* **Work instructions**: The records below are to be reproduced exactly, and no picture should appear in the copy.

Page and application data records
::::::::::

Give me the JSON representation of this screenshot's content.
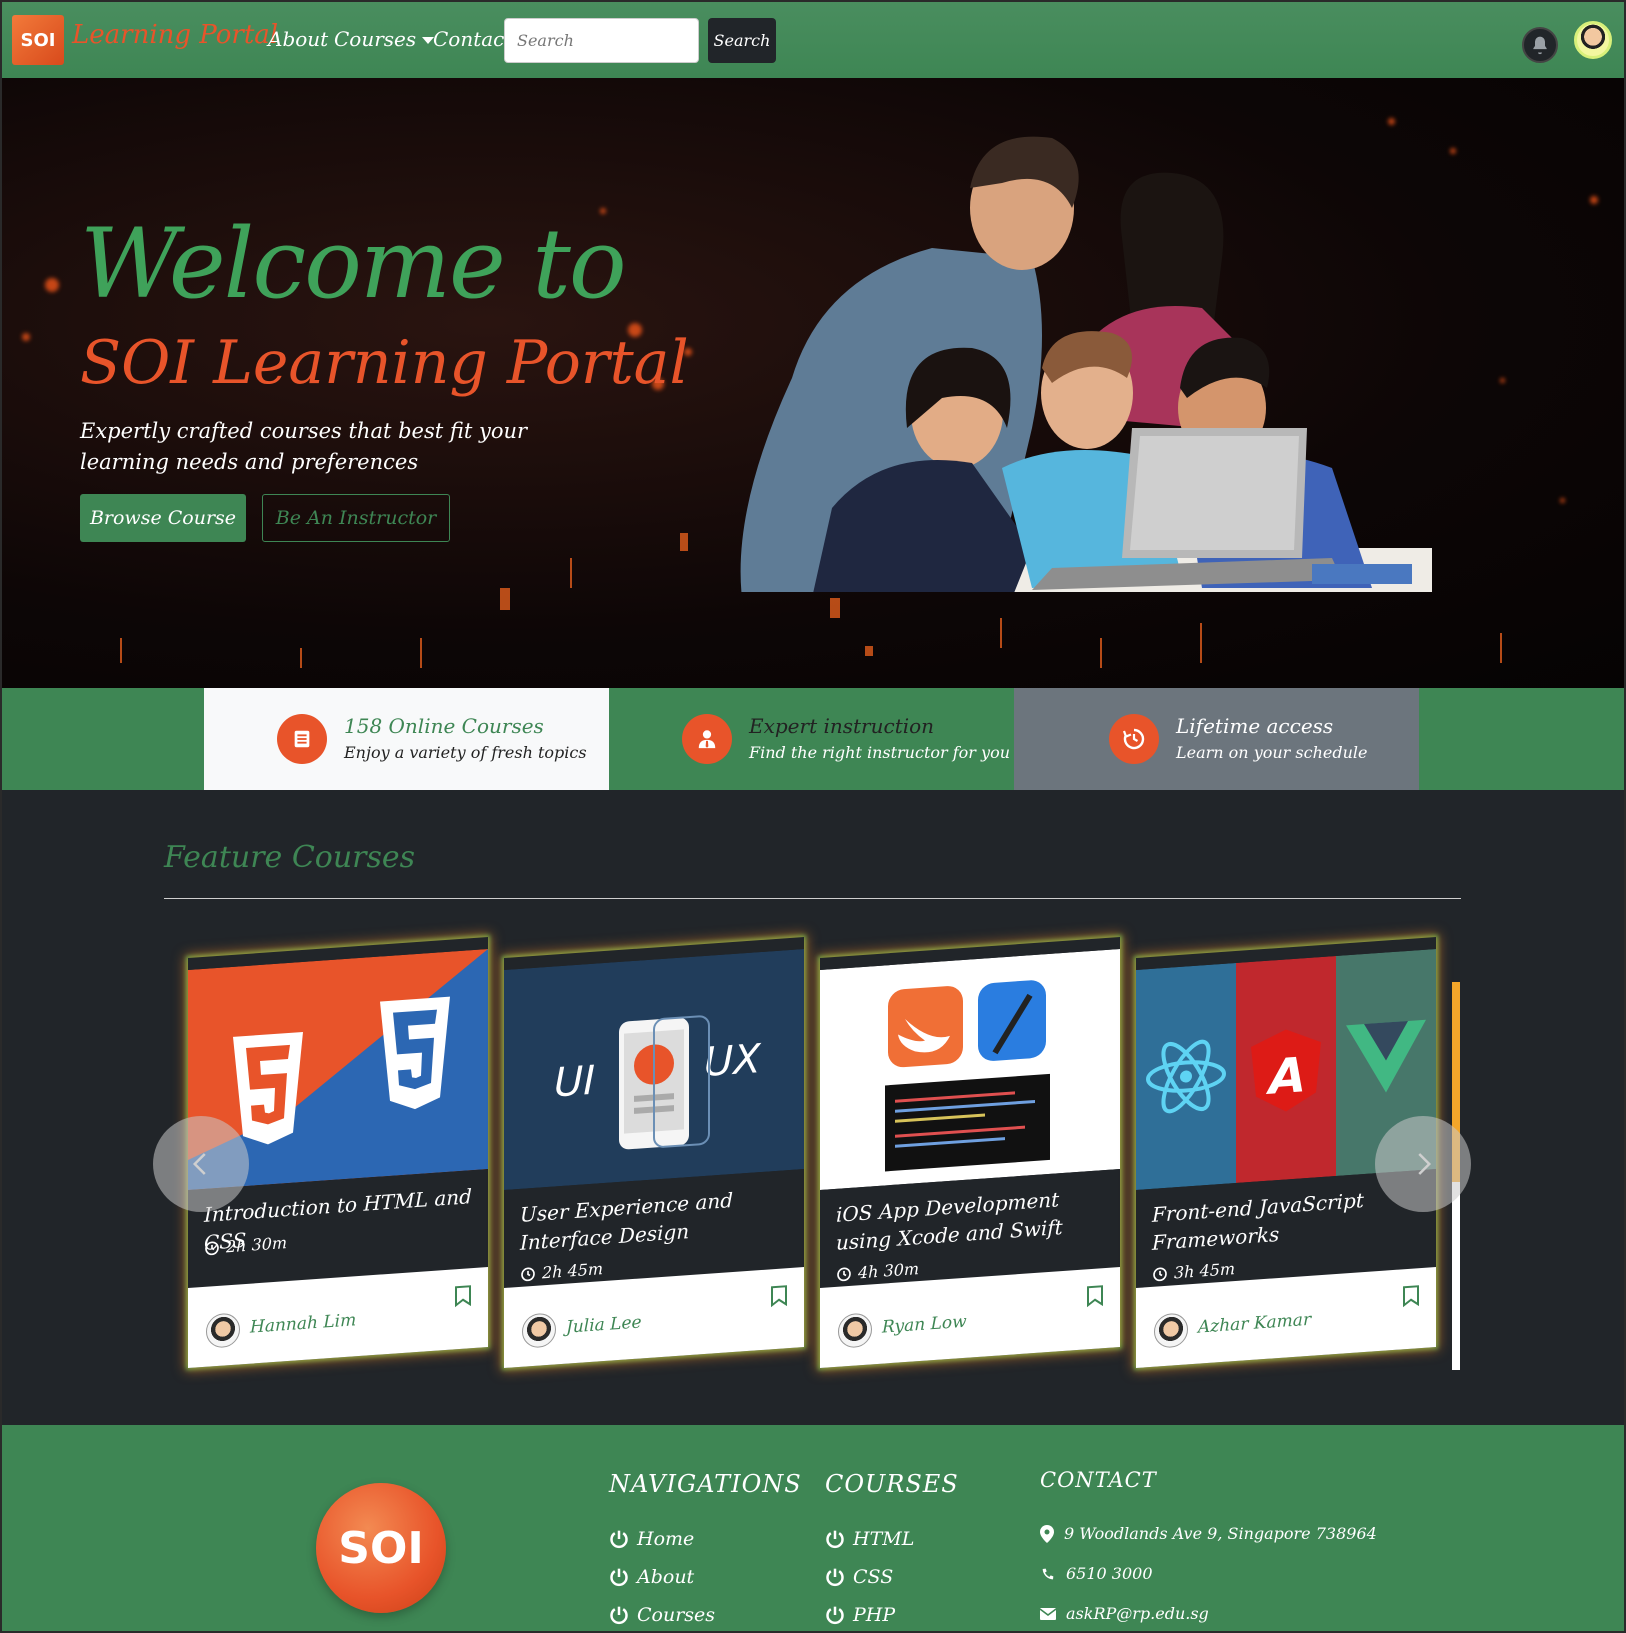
{
  "navbar": {
    "logo_text": "SOI",
    "brand": "Learning Portal",
    "links": [
      "About",
      "Courses",
      "Contact"
    ],
    "search_placeholder": "Search",
    "search_button": "Search",
    "icons": [
      "bell-icon",
      "user-avatar"
    ]
  },
  "hero": {
    "welcome": "Welcome to",
    "portal_title": "SOI Learning Portal",
    "tagline": "Expertly crafted courses that best fit your learning needs and preferences",
    "browse_button": "Browse Course",
    "instructor_button": "Be An Instructor"
  },
  "features": [
    {
      "title": "158 Online Courses",
      "subtitle": "Enjoy a variety of fresh topics",
      "icon": "book-icon"
    },
    {
      "title": "Expert instruction",
      "subtitle": "Find the right instructor for you",
      "icon": "user-tie-icon"
    },
    {
      "title": "Lifetime access",
      "subtitle": "Learn on your schedule",
      "icon": "history-icon"
    }
  ],
  "courses_section": {
    "title": "Feature Courses",
    "cards": [
      {
        "title": "Introduction to HTML and CSS",
        "duration": "2h 30m",
        "instructor": "Hannah Lim"
      },
      {
        "title": "User Experience and Interface Design",
        "duration": "2h 45m",
        "instructor": "Julia Lee"
      },
      {
        "title": "iOS App Development using Xcode and Swift",
        "duration": "4h 30m",
        "instructor": "Ryan Low"
      },
      {
        "title": "Front-end JavaScript Frameworks",
        "duration": "3h 45m",
        "instructor": "Azhar Kamar"
      }
    ],
    "thumb_text": {
      "ui": "UI",
      "ux": "UX",
      "angular": "A"
    }
  },
  "footer": {
    "logo_text": "SOI",
    "nav_heading": "NAVIGATIONS",
    "nav_links": [
      "Home",
      "About",
      "Courses"
    ],
    "courses_heading": "COURSES",
    "course_links": [
      "HTML",
      "CSS",
      "PHP"
    ],
    "contact_heading": "CONTACT",
    "address": "9 Woodlands Ave 9, Singapore 738964",
    "phone": "6510 3000",
    "email": "askRP@rp.edu.sg"
  },
  "colors": {
    "green": "#3e8654",
    "orange": "#e8542a",
    "dark": "#212529",
    "light": "#f8f9fa",
    "gray": "#6c757d"
  }
}
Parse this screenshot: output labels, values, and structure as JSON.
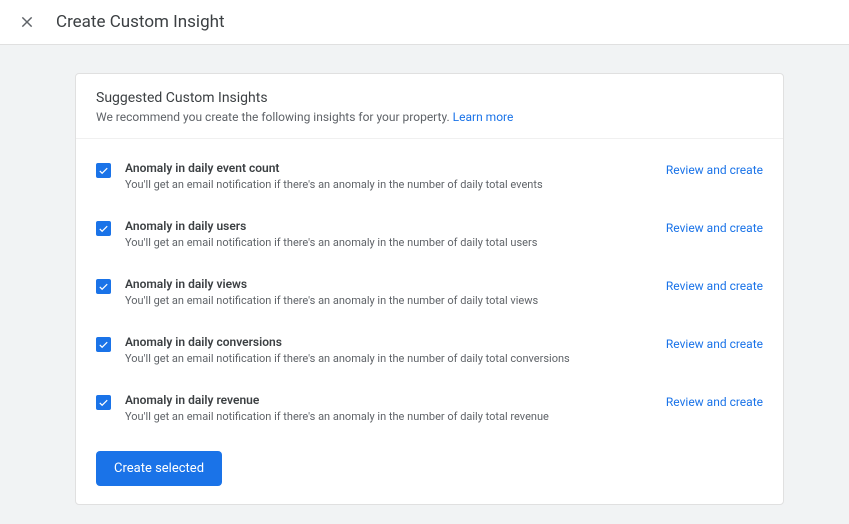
{
  "header": {
    "title": "Create Custom Insight"
  },
  "card": {
    "title": "Suggested Custom Insights",
    "subtitle": "We recommend you create the following insights for your property. ",
    "learn_more": "Learn more"
  },
  "insights": {
    "items": [
      {
        "title": "Anomaly in daily event count",
        "desc": "You'll get an email notification if there's an anomaly in the number of daily total events",
        "action": "Review and create"
      },
      {
        "title": "Anomaly in daily users",
        "desc": "You'll get an email notification if there's an anomaly in the number of daily total users",
        "action": "Review and create"
      },
      {
        "title": "Anomaly in daily views",
        "desc": "You'll get an email notification if there's an anomaly in the number of daily total views",
        "action": "Review and create"
      },
      {
        "title": "Anomaly in daily conversions",
        "desc": "You'll get an email notification if there's an anomaly in the number of daily total conversions",
        "action": "Review and create"
      },
      {
        "title": "Anomaly in daily revenue",
        "desc": "You'll get an email notification if there's an anomaly in the number of daily total revenue",
        "action": "Review and create"
      }
    ]
  },
  "footer": {
    "create_button": "Create selected"
  }
}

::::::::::

* **Response**:
Give me the JSON representation of this screenshot's content.
{
  "navbar": {
    "logo_text": "SOI",
    "brand": "Learning Portal",
    "links": [
      "About",
      "Courses",
      "Contact"
    ],
    "search_placeholder": "Search",
    "search_button": "Search",
    "icons": [
      "bell-icon",
      "user-avatar"
    ]
  },
  "hero": {
    "welcome": "Welcome to",
    "portal_title": "SOI Learning Portal",
    "tagline": "Expertly crafted courses that best fit your learning needs and preferences",
    "browse_button": "Browse Course",
    "instructor_button": "Be An Instructor"
  },
  "features": [
    {
      "title": "158 Online Courses",
      "subtitle": "Enjoy a variety of fresh topics",
      "icon": "book-icon"
    },
    {
      "title": "Expert instruction",
      "subtitle": "Find the right instructor for you",
      "icon": "user-tie-icon"
    },
    {
      "title": "Lifetime access",
      "subtitle": "Learn on your schedule",
      "icon": "history-icon"
    }
  ],
  "courses_section": {
    "title": "Feature Courses",
    "cards": [
      {
        "title": "Introduction to HTML and CSS",
        "duration": "2h 30m",
        "instructor": "Hannah Lim"
      },
      {
        "title": "User Experience and Interface Design",
        "duration": "2h 45m",
        "instructor": "Julia Lee"
      },
      {
        "title": "iOS App Development using Xcode and Swift",
        "duration": "4h 30m",
        "instructor": "Ryan Low"
      },
      {
        "title": "Front-end JavaScript Frameworks",
        "duration": "3h 45m",
        "instructor": "Azhar Kamar"
      }
    ],
    "thumb_text": {
      "ui": "UI",
      "ux": "UX",
      "angular": "A"
    }
  },
  "footer": {
    "logo_text": "SOI",
    "nav_heading": "NAVIGATIONS",
    "nav_links": [
      "Home",
      "About",
      "Courses"
    ],
    "courses_heading": "COURSES",
    "course_links": [
      "HTML",
      "CSS",
      "PHP"
    ],
    "contact_heading": "CONTACT",
    "address": "9 Woodlands Ave 9, Singapore 738964",
    "phone": "6510 3000",
    "email": "askRP@rp.edu.sg"
  },
  "colors": {
    "green": "#3e8654",
    "orange": "#e8542a",
    "dark": "#212529",
    "light": "#f8f9fa",
    "gray": "#6c757d"
  }
}
Parse this screenshot: output labels, values, and structure as JSON.
{
  "header": {
    "title": "Create Custom Insight"
  },
  "card": {
    "title": "Suggested Custom Insights",
    "subtitle": "We recommend you create the following insights for your property. ",
    "learn_more": "Learn more"
  },
  "insights": {
    "items": [
      {
        "title": "Anomaly in daily event count",
        "desc": "You'll get an email notification if there's an anomaly in the number of daily total events",
        "action": "Review and create"
      },
      {
        "title": "Anomaly in daily users",
        "desc": "You'll get an email notification if there's an anomaly in the number of daily total users",
        "action": "Review and create"
      },
      {
        "title": "Anomaly in daily views",
        "desc": "You'll get an email notification if there's an anomaly in the number of daily total views",
        "action": "Review and create"
      },
      {
        "title": "Anomaly in daily conversions",
        "desc": "You'll get an email notification if there's an anomaly in the number of daily total conversions",
        "action": "Review and create"
      },
      {
        "title": "Anomaly in daily revenue",
        "desc": "You'll get an email notification if there's an anomaly in the number of daily total revenue",
        "action": "Review and create"
      }
    ]
  },
  "footer": {
    "create_button": "Create selected"
  }
}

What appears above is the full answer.